Re-Align your spine. This may sound hard to do, but simple steps can get you on your way. Here is a quick read on how to start. It takes less than 5 minutes, everyday, and you will see the difference in your posture, both standing and sitting.
THE SECOND GOAL
Increase spinal flexibility. In a nutshell, STRETCH! If you are so inclined, yoga is an excellent way to increase your spinal flexibility. This needn't take hours a day, there are plenty of 15 minute easy yoga videos available on YouTube.
THE THIRD GOAL
Increase spinal muscle tone. The most basic way to start is by mindfully holding good posture. You may only to do it for a minute or two at first but as the muscles get stronger you can hold good posture for longer periods. Every time you think of it, stand up or sit up tall - no slouching! HINT: Butt muscles stabilize the low back. Mid back muscles, particularly the lats and the lower traps, stabilize the neck.
When your spine is strong and stable your entire body benefits.
WHEN TO SEE A DOCTOR
To rule out any medical condition notice changes including the following:
There are dozens of products claiming to prevent or relieve back pain. There is no direct evidence that back supports, back braces, posture correcting shoulder harnesses, specially designed furniture, or seat cushions can help.
Also, there does not appear that one type of mattress is better than another. Choose the one most comfortable.
Ask for a second opinion if a spinal injection or surgery is suggested.

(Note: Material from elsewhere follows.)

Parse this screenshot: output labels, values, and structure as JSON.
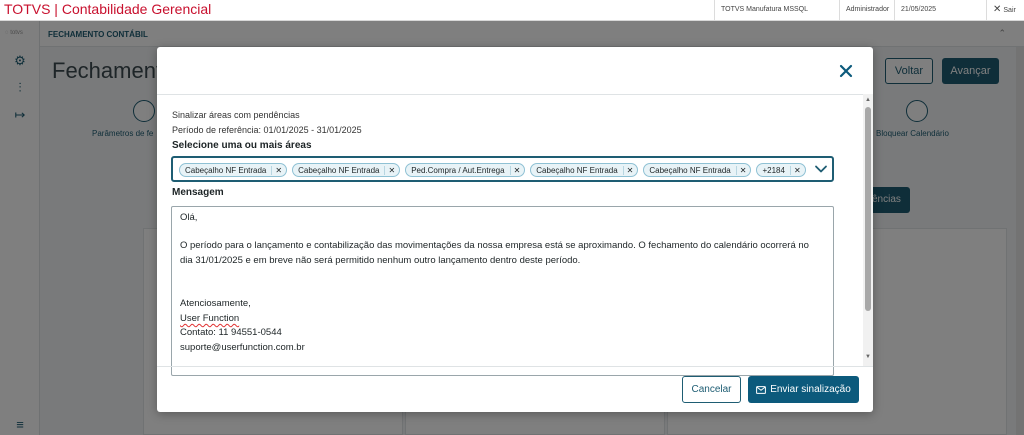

Be wary of narcotics for pain. Most are addictive. Many over-the-counter pain medication is fine for intermittent use. Read the directions.